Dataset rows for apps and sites
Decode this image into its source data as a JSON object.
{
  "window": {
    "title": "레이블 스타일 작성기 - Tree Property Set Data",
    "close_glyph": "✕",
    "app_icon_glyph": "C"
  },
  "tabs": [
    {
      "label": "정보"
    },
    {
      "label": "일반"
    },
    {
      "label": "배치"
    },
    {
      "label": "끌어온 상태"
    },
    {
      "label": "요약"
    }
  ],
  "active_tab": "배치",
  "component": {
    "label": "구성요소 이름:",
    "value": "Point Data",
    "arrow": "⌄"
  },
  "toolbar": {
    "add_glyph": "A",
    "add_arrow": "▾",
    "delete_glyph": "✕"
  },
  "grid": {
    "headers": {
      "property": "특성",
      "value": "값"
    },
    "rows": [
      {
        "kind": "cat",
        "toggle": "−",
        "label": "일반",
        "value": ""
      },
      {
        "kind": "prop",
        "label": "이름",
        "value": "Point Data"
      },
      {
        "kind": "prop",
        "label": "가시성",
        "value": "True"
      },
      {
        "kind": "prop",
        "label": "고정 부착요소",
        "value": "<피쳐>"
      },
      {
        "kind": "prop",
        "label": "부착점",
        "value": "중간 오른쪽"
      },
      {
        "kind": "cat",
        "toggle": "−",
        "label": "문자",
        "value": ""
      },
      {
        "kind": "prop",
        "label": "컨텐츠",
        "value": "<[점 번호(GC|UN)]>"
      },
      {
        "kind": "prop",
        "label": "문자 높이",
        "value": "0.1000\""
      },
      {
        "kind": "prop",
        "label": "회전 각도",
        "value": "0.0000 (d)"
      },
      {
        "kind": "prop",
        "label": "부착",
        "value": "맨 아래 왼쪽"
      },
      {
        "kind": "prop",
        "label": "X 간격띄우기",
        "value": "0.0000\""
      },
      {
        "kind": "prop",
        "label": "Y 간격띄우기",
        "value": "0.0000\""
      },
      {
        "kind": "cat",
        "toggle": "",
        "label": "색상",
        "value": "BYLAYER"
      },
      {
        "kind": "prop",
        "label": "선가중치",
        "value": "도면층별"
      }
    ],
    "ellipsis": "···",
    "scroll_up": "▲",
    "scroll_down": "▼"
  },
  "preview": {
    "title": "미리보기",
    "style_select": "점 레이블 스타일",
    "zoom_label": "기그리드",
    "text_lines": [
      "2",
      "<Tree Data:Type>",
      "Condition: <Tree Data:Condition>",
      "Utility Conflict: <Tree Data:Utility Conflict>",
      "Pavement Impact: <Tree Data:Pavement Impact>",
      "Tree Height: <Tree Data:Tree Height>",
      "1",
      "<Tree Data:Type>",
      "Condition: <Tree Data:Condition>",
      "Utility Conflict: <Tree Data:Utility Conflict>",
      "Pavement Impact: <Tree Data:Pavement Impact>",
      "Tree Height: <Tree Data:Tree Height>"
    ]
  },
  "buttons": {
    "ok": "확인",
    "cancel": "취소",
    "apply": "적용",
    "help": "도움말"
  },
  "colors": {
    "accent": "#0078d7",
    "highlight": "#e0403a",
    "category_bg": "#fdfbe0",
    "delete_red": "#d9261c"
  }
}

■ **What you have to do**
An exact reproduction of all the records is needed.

■ **Task answer**
Decode this image into its source data as a JSON object.
{
  "window": {
    "title": "레이블 스타일 작성기 - Tree Property Set Data",
    "close_glyph": "✕",
    "app_icon_glyph": "C"
  },
  "tabs": [
    {
      "label": "정보"
    },
    {
      "label": "일반"
    },
    {
      "label": "배치"
    },
    {
      "label": "끌어온 상태"
    },
    {
      "label": "요약"
    }
  ],
  "active_tab": "배치",
  "component": {
    "label": "구성요소 이름:",
    "value": "Point Data",
    "arrow": "⌄"
  },
  "toolbar": {
    "add_glyph": "A",
    "add_arrow": "▾",
    "delete_glyph": "✕"
  },
  "grid": {
    "headers": {
      "property": "특성",
      "value": "값"
    },
    "rows": [
      {
        "kind": "cat",
        "toggle": "−",
        "label": "일반",
        "value": ""
      },
      {
        "kind": "prop",
        "label": "이름",
        "value": "Point Data"
      },
      {
        "kind": "prop",
        "label": "가시성",
        "value": "True"
      },
      {
        "kind": "prop",
        "label": "고정 부착요소",
        "value": "<피쳐>"
      },
      {
        "kind": "prop",
        "label": "부착점",
        "value": "중간 오른쪽"
      },
      {
        "kind": "cat",
        "toggle": "−",
        "label": "문자",
        "value": ""
      },
      {
        "kind": "prop",
        "label": "컨텐츠",
        "value": "<[점 번호(GC|UN)]>"
      },
      {
        "kind": "prop",
        "label": "문자 높이",
        "value": "0.1000\""
      },
      {
        "kind": "prop",
        "label": "회전 각도",
        "value": "0.0000 (d)"
      },
      {
        "kind": "prop",
        "label": "부착",
        "value": "맨 아래 왼쪽"
      },
      {
        "kind": "prop",
        "label": "X 간격띄우기",
        "value": "0.0000\""
      },
      {
        "kind": "prop",
        "label": "Y 간격띄우기",
        "value": "0.0000\""
      },
      {
        "kind": "cat",
        "toggle": "",
        "label": "색상",
        "value": "BYLAYER"
      },
      {
        "kind": "prop",
        "label": "선가중치",
        "value": "도면층별"
      }
    ],
    "ellipsis": "···",
    "scroll_up": "▲",
    "scroll_down": "▼"
  },
  "preview": {
    "title": "미리보기",
    "style_select": "점 레이블 스타일",
    "zoom_label": "기그리드",
    "text_lines": [
      "2",
      "<Tree Data:Type>",
      "Condition: <Tree Data:Condition>",
      "Utility Conflict: <Tree Data:Utility Conflict>",
      "Pavement Impact: <Tree Data:Pavement Impact>",
      "Tree Height: <Tree Data:Tree Height>",
      "1",
      "<Tree Data:Type>",
      "Condition: <Tree Data:Condition>",
      "Utility Conflict: <Tree Data:Utility Conflict>",
      "Pavement Impact: <Tree Data:Pavement Impact>",
      "Tree Height: <Tree Data:Tree Height>"
    ]
  },
  "buttons": {
    "ok": "확인",
    "cancel": "취소",
    "apply": "적용",
    "help": "도움말"
  },
  "colors": {
    "accent": "#0078d7",
    "highlight": "#e0403a",
    "category_bg": "#fdfbe0",
    "delete_red": "#d9261c"
  }
}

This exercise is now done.